His singular greatness lay in his quest for truth about his own people.
Du Bois was a tireless explorer and a gifted discoverer of social truths.
In 1897, he directed the Atlanta Conferences which convened annually to generate concise scientific research on the living conditions of African Americans.
From those conferences he collected, collated, and analyzed socioeconomic data about every conceivable facet of being a black person in America.
Ambitious at the time and still is he published about sixteen volumes on his findings.
In 1903, he published his first of remembered works The Philadelphia Negro and later the Souls of Black Folks.
Du Bois plunged himself into anthropological, sociological, historical, economic, and philosophical studies of blacks in America hoping to elude a "cure" for the race problem in America.
He was editor for the Crisis, the official magazine for the NAACP (National Association for the Advancment of Colored People) which he helped to find in 1910.
He used his knowledge and position to write many influential articles on blacks in America. As a representative of the NAACP he went to the Peace Conference after the Armstice was signed at the end of World War I.

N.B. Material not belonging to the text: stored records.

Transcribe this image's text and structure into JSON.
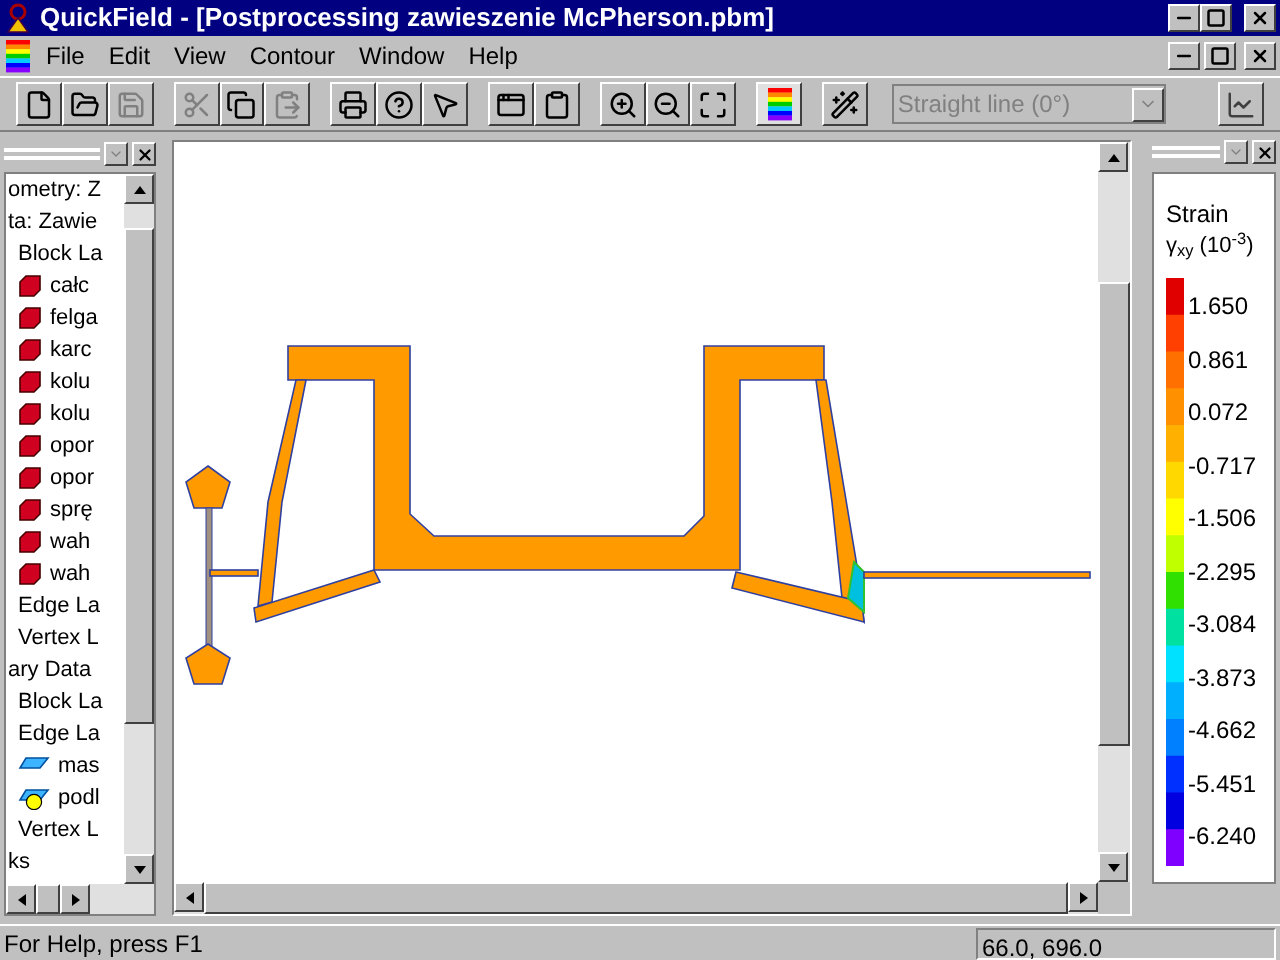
{
  "window": {
    "title": "QuickField - [Postprocessing zawieszenie McPherson.pbm]"
  },
  "menu": [
    "File",
    "Edit",
    "View",
    "Contour",
    "Window",
    "Help"
  ],
  "toolbar": [
    {
      "kind": "new",
      "disabled": false
    },
    {
      "kind": "open",
      "disabled": false
    },
    {
      "kind": "save",
      "disabled": true
    },
    {
      "kind": "sep"
    },
    {
      "kind": "cut",
      "disabled": true
    },
    {
      "kind": "copy",
      "disabled": false
    },
    {
      "kind": "paste",
      "disabled": true
    },
    {
      "kind": "sep"
    },
    {
      "kind": "print",
      "disabled": false
    },
    {
      "kind": "help",
      "disabled": false
    },
    {
      "kind": "context-help",
      "disabled": false
    },
    {
      "kind": "sep"
    },
    {
      "kind": "windows",
      "disabled": false
    },
    {
      "kind": "clipboard",
      "disabled": false
    },
    {
      "kind": "sep"
    },
    {
      "kind": "zoom-in",
      "disabled": false
    },
    {
      "kind": "zoom-out",
      "disabled": false
    },
    {
      "kind": "fit",
      "disabled": false
    },
    {
      "kind": "sep"
    },
    {
      "kind": "color-map",
      "disabled": false
    },
    {
      "kind": "sep"
    },
    {
      "kind": "wand",
      "disabled": false
    }
  ],
  "contour_select": {
    "value": "Straight line (0°)",
    "disabled": true
  },
  "tree": [
    {
      "label": "ometry: Z"
    },
    {
      "label": "ta: Zawie",
      "children": [
        {
          "label": "Block La",
          "children": [
            {
              "label": "całc",
              "kind": "block"
            },
            {
              "label": "felga",
              "kind": "block"
            },
            {
              "label": "karc",
              "kind": "block"
            },
            {
              "label": "kolu",
              "kind": "block"
            },
            {
              "label": "kolu",
              "kind": "block"
            },
            {
              "label": "opor",
              "kind": "block"
            },
            {
              "label": "opor",
              "kind": "block"
            },
            {
              "label": "sprę",
              "kind": "block"
            },
            {
              "label": "wah",
              "kind": "block"
            },
            {
              "label": "wah",
              "kind": "block"
            }
          ]
        },
        {
          "label": "Edge La"
        },
        {
          "label": "Vertex L"
        }
      ]
    },
    {
      "label": "ary Data",
      "children": [
        {
          "label": "Block La"
        },
        {
          "label": "Edge La",
          "children": [
            {
              "label": "mas",
              "kind": "edge"
            },
            {
              "label": "podl",
              "kind": "edge-fixed"
            }
          ]
        },
        {
          "label": "Vertex L"
        }
      ]
    },
    {
      "label": "ks"
    }
  ],
  "legend": {
    "title": "Strain",
    "quantity": "γ$_{xy}$ (10$^{-3}$)",
    "labels": [
      "1.650",
      "0.861",
      "0.072",
      "-0.717",
      "-1.506",
      "-2.295",
      "-3.084",
      "-3.873",
      "-4.662",
      "-5.451",
      "-6.240"
    ]
  },
  "status_bar": {
    "message": "For Help, press F1",
    "coordinates": "66.0, 696.0"
  }
}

He organized a Pan African Conference (he wasn't the founder) to discuss the situations of AFricans everywhere, realizing for blacks to be free they must be free everywhere.